In this form therefore, the "KEVLAR" strength members 22 are positioned around a core 20 instead of forming a core as in the form described with reference to FIG. 1, but again it is possible to open up the cable at the hydrophone localities by suitably cutting or distorting braid members running in one direction to allow the other members to be twisted to open a space sufficiently wide to allow insertion of the hydrophone assemblies. The core 20 will, of course, require to have sections cut out of it to allow insertion of the foam isolation members 21 which will be coextensive with the core and held in place by the "KEVLAR" strength members 22 and the stocking 23 as well as by the braided conductors 24.

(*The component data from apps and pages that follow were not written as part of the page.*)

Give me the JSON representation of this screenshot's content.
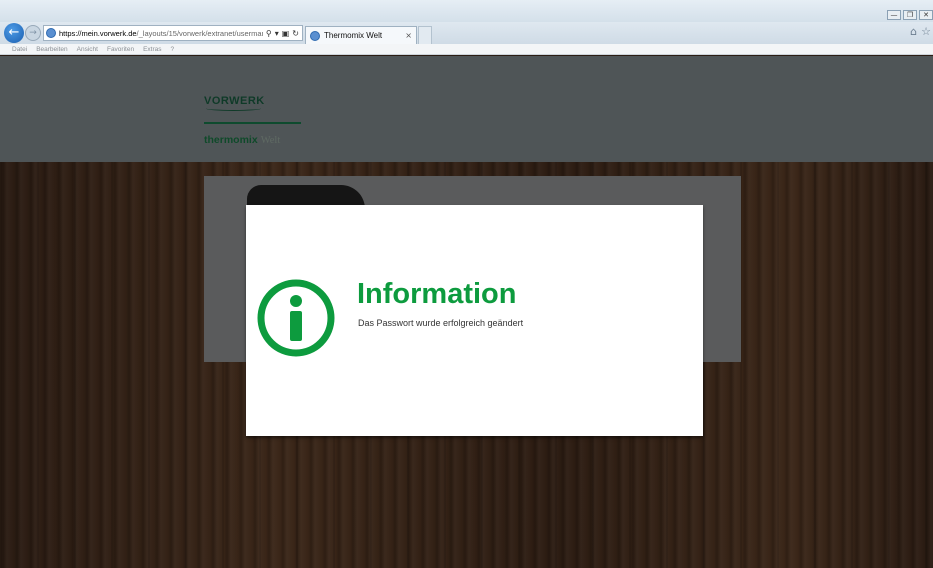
{
  "browser": {
    "url_domain": "https://mein.vorwerk.de",
    "url_path": "/_layouts/15/vorwerk/extranet/usermanagem…",
    "tab_title": "Thermomix Welt",
    "tab_close": "×",
    "menu": [
      "Datei",
      "Bearbeiten",
      "Ansicht",
      "Favoriten",
      "Extras",
      "?"
    ]
  },
  "header": {
    "brand": "VORWERK",
    "product_name": "thermomix",
    "product_suffix": "Welt"
  },
  "dialog": {
    "title": "Information",
    "message": "Das Passwort wurde erfolgreich geändert",
    "icon": "info-icon",
    "accent_color": "#0d9b3e"
  }
}
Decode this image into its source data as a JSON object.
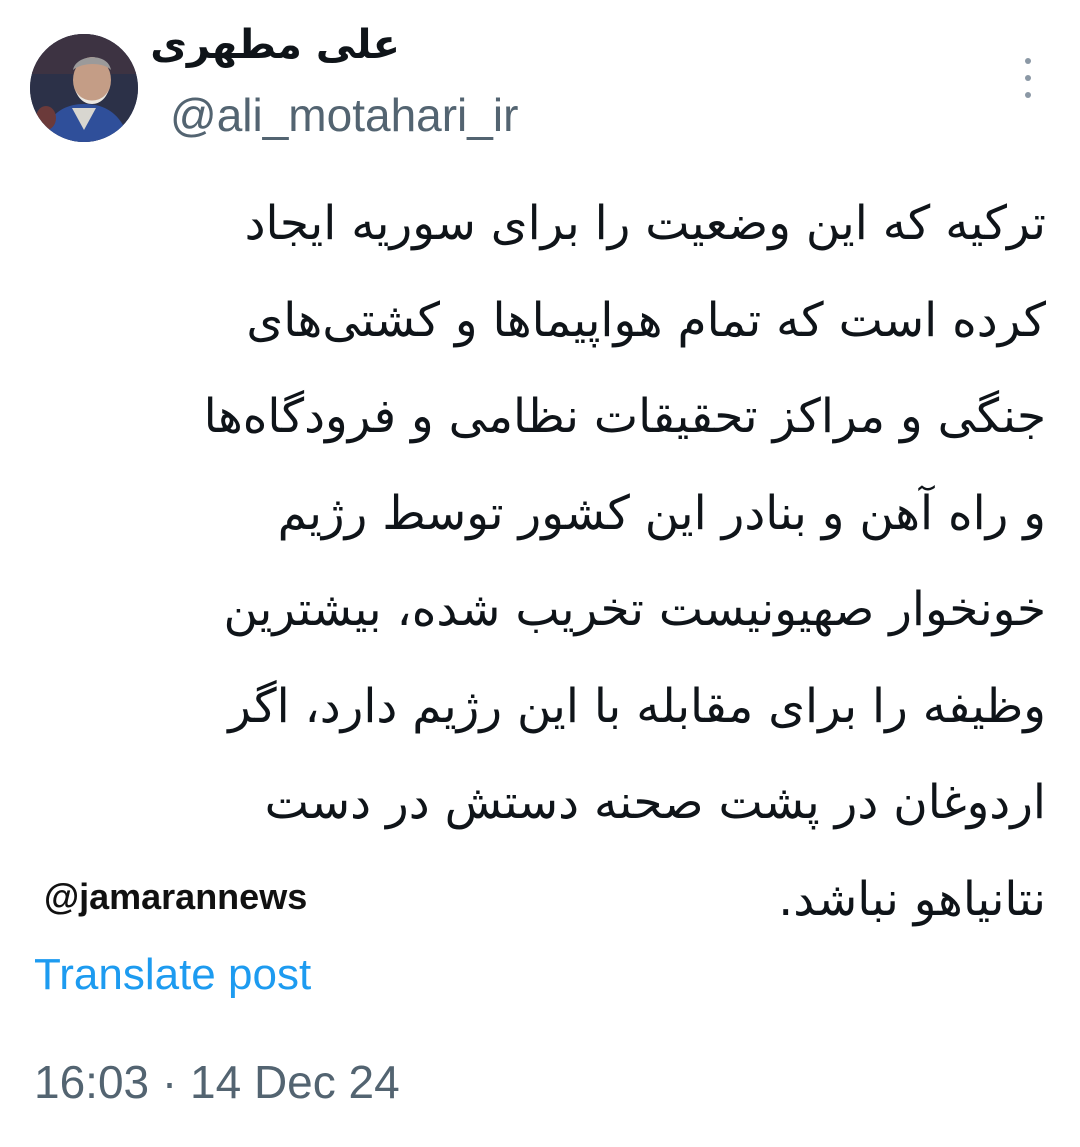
{
  "author": {
    "display_name": "علی مطهری",
    "handle": "@ali_motahari_ir"
  },
  "post": {
    "lines": [
      "ترکیه که این وضعیت را برای سوریه ایجاد",
      "کرده است که تمام هواپیماها و کشتی‌های",
      "جنگی و مراکز تحقیقات نظامی و فرودگاه‌ها",
      "و راه آهن و بنادر این کشور توسط رژیم",
      "خونخوار صهیونیست تخریب شده، بیشترین",
      "وظیفه را برای مقابله با این رژیم دارد، اگر",
      "اردوغان در پشت صحنه دستش در دست",
      "نتانیاهو نباشد."
    ],
    "watermark": "@jamarannews",
    "translate_label": "Translate post",
    "timestamp": "16:03 · 14 Dec 24"
  },
  "icons": {
    "more": "more-vertical-icon",
    "avatar": "avatar-photo"
  },
  "colors": {
    "link": "#1d9bf0",
    "secondary_text": "#536471",
    "primary_text": "#0f1419"
  }
}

From the foregoing it will be seen that a typical construction is to use a buoyant fibre cable which has a braided construction capable of being loosened to insert the hydrophones and possibly a preamplifier for each hydrophone, or a preamplifier for batches of hydrophones, and possibly other sensors and electric/or electro-optic units for encoding, and to include over this area where the fibre cable has been disturbed cords of "KEVLAR" strength members and supporting construction members.
While the strength members are preferably formed of the material known under the trade name of "KEVLAR" other materials could be used. Any voids in the cable are filled with a buoyant gel by any known method that insures a void-free fill.

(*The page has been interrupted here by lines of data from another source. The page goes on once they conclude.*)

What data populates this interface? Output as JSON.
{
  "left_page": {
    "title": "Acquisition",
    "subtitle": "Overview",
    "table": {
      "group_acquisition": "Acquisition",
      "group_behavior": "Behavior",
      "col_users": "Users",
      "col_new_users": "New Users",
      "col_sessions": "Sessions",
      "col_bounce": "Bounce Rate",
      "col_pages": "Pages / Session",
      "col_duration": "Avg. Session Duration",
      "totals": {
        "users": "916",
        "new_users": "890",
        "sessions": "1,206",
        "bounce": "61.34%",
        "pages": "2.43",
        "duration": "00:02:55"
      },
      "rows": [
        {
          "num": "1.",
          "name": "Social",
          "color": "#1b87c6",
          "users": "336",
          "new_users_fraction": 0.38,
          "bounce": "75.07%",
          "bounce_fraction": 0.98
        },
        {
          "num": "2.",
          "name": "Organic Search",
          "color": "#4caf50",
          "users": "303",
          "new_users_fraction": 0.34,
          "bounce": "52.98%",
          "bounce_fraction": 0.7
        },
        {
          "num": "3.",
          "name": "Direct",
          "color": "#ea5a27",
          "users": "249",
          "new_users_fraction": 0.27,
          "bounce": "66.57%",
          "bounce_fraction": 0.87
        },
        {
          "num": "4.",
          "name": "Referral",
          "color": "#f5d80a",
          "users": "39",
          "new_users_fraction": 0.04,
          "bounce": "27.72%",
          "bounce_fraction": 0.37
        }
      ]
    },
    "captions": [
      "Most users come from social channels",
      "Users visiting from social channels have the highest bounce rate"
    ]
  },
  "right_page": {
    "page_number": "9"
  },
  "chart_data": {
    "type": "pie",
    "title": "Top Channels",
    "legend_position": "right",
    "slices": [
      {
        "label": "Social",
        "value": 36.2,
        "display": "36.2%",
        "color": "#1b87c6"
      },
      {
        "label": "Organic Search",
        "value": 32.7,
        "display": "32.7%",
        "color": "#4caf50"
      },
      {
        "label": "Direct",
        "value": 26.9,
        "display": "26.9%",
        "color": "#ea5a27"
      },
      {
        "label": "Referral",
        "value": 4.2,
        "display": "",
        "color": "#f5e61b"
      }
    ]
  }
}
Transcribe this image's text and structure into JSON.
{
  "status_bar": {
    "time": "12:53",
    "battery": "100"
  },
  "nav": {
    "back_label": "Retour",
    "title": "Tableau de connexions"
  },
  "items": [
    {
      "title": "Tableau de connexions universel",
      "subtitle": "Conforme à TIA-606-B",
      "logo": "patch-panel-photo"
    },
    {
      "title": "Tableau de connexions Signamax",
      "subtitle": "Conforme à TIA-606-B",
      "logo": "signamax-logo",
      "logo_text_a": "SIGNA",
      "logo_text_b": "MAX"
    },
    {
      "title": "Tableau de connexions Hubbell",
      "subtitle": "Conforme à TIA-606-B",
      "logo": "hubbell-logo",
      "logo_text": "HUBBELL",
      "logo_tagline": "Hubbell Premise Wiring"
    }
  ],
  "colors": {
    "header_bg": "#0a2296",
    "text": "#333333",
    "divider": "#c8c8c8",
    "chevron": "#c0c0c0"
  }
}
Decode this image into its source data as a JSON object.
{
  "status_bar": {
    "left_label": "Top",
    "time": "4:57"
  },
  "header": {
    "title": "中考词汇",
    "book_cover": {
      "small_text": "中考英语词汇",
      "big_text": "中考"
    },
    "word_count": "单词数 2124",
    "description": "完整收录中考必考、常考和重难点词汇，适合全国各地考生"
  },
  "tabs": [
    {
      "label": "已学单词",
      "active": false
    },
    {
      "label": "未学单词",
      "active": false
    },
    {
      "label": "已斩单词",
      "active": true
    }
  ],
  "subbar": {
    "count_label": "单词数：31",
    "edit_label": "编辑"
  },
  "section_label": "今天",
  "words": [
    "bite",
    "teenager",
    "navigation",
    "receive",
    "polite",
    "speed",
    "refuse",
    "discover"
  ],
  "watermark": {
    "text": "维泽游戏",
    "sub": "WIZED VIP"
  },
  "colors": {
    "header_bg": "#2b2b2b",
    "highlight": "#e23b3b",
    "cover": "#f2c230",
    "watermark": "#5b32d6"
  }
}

It will be realised from the foregoing that the construction according to this invention is highly advantageous with regard to strength and structure generally in that the completed buoyancy cable can be of substantially uniform diameter throughout its length, free from obstructions and configuration which could cause a high noise level when the device is towed through water, the cable being readily coilable for storage purpose on a vessel or the like.
It will be realised of course that while some forms of construction have been outlined above it will be possible to construct the acoustic array in many ways, the basis of the invention being the use of lightweight synthetic materials having a strength such that they can replace the normal steel cables or similar tension devices which because of their weight and characteristic then require to have associated with them substantial buoyancy chambers to reach neutral buoyancy for the array, the preferred materials for this invention being, as said, materials such as polypropylene and that known under the trade name "KEVLAR" which can be stranded successfully and produce the necessary high tensile strength, and the use of a buoyant gel in place of the normally used buoyant liquid such as kerosene, the gel, by its thixotropic property, improving the cable robustness by minimising both loss of buoyant fill and water ingress should the cable become ruptured in use, and the component conductors and synthetic fibres being configured in such a way as to allow the insertion of packages containing sensors, preamplifiers and the like prior to impregnation with the buoyant gel and finally the extrusion of an outer plastic sheath.
In order however that the invention will be more fully understood, embodiments thereof will now be described with reference to the accompanying drawings in which:
FIG. 1 is a perspective view of one form of cable, showing the cable progressively stripped to show the braided construction,
FIG. 2 is a similar view of a modified form of cable,
FIG. 3 is a longitudinal somewhat schematic section of a cable at the hydrophone locality showing how a spacer surrounding the hydrophone assembly allows the banding to extend around the hydrophone assembly area,
FIG. 4 is an exploded view of the hydrophone assembly components, and
FIGS. 5 and 6 are sectional views of the cable to a larger scale, FIG. 5 being taken on line 5--5 of FIG. 3 and FIG. 6 being taken on line 6--6 of FIG. 3.